This essay appeared in the Boston Globe Magazine a few decades ago. I thought it deserved a reprise this May, when big companies spend millions on smarmy tributes to nurses.
When I drive past the hospital where my daughter was born, I look up to the 11th floor and wonder if the new moms up there are doing what I did when I was in their johnnies: I was hoping that my baby would grow up to be a nurse. Actually, hoping is kind of a wishy-washy word for it. I was so grateful for the ministrations and support of the labor and delivery nurses, I more or less pledged my newborn’s life as a thanks offering to Florence Nightingale.
This is a terribly unfashionable wish. Nobody surprises a 2-year-old with a nurse’s kit. I don’t think they even make them anymore. Hoping that your kid studies hard, gets into a good college, and becomes a nurse is something like hoping that he or she studies hard, goes to Harvard, and becomes vice president.
We are supposed to want our children to become physicians. We are pointedly supposed to want daughters to become doctors. Life insurance companies seem particularly smitten with this idea; the advertising image of mommy and daddy musing about a medical school graduation over pink bunting is pop culture shorthand for the death of sexist stereotypes.
Not that I have anything against the profession that seeks to cure. I’m sure that I would be every inch the parodied proud Jewish mother if she should go to medical school.
But I have a different fantasy. Emilia applies to both the best medical schools and the finest nursing programs in the country. She is accepted by them all, of course. And she chooses to become a nurse.
In the best of all possible futures, this decision would not cost her a penny of earning potential, not one iota of status, not a smidgen of respect. I have hope for the 21st century, but I’m not banking on that kind of revolution. I know it would cost her dearly to choose the path of the ill-paid angels instead of the route of the medical deities.
What kind of a mother wishes upon her daughter a life of awful hours, terrible smells, and three-dimensional exhaustion for which she will be paid less than a garbage collector earns? Why do I want her on the front lines of human life, staring down death and despair during 12-hours shifts, while the glory goes to some first-year resident who knows less than she does.
But really, I am no different from every other parent who wishes her child a better life than her own, though that wish is almost always understood in financial terms. I have, of course, entertained the thought of an opulent retirement at my offspring’s expense, but I have to confess that I’m not set on her becoming a member of the plumbers’ union.

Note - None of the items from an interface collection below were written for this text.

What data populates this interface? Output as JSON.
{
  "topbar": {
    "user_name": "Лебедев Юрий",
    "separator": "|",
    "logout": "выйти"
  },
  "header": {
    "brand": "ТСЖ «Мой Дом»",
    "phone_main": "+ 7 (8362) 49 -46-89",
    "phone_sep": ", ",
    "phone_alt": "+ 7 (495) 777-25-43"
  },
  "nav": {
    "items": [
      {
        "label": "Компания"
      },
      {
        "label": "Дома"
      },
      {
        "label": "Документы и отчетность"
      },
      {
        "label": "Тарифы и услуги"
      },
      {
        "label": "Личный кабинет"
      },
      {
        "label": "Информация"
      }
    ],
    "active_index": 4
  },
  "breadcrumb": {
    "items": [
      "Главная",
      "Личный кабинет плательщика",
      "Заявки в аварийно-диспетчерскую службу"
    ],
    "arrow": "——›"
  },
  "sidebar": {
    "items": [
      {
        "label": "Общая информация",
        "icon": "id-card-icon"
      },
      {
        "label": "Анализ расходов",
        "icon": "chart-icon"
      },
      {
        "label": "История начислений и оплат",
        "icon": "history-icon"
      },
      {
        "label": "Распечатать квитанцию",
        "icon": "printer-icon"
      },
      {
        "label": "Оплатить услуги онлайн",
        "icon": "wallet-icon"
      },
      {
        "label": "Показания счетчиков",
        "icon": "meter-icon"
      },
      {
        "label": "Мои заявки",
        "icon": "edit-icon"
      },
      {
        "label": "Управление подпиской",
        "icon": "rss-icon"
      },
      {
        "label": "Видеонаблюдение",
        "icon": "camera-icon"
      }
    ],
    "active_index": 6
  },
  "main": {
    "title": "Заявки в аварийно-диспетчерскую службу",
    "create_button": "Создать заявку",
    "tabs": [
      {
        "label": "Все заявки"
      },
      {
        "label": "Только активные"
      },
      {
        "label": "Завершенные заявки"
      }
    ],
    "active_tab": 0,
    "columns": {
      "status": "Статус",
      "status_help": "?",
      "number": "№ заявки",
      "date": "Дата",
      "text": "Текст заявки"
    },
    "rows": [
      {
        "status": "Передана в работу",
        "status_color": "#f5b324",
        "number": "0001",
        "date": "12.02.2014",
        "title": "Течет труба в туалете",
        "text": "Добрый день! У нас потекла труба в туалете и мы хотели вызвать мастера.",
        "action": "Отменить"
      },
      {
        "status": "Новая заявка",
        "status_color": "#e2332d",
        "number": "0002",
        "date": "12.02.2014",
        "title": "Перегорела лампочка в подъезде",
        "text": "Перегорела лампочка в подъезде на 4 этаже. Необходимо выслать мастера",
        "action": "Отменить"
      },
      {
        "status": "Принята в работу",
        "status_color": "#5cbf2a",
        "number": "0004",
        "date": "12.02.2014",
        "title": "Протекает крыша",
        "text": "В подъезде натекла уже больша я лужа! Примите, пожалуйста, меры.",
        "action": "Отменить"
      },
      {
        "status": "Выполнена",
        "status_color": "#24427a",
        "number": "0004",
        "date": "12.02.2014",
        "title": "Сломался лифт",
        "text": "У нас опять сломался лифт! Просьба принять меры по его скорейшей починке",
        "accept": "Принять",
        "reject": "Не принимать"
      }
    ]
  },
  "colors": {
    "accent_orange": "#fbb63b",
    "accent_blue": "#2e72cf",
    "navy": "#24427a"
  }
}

What kind of emotional satisfaction would she feel after a day of cleaning clogged drains? For that matter, what kind of happiness comes of spending a 70-hour work week fast-tracking to the top of a heap of money?
I want her to do better than her father and me in so many ways. She should be more athletic than we two slugs. She should know the names of all the wildflowers. She should eat more fish and enjoy mathematics. But my dearest ambition is that she surpass us in the empathy department. Not the reading-about-sad-stuff-and-being-moved kind of empathy, but the working-to-make-a-difference kind.
I told a friend about the unfashionable ambition I harbor for my daughter. But after I explained, he said it’s not the job that matters and that I would probably be just as proud if she were a banker who helped low-income people get mortgages.
In theory he’s right. Besides, I have seen awful nurses – cold, aloof, and too busy to smile at a terrified old man. There are nurse major-domos and nincompoop nurses. The diploma does not automatically bestow a kind heart, and neither does internal plumbing. The least sympathetic doctor I ever had was a woman.
I knew from age 10 that my daughter would not be an Olympic gymnast, or thrill to the mysteries of calculus. She will go her own way no matter what I wish for her.
Nursing—97 percent female, underpaid, and undervalued—is the only profession whose official mandate is comfort. No matter what she does with her life, I want my kid to know that there is no higher calling.
From my book of essays, Pitching My Tent: On Marriage, Motherhood, Friendship, and Other Leaps of Faith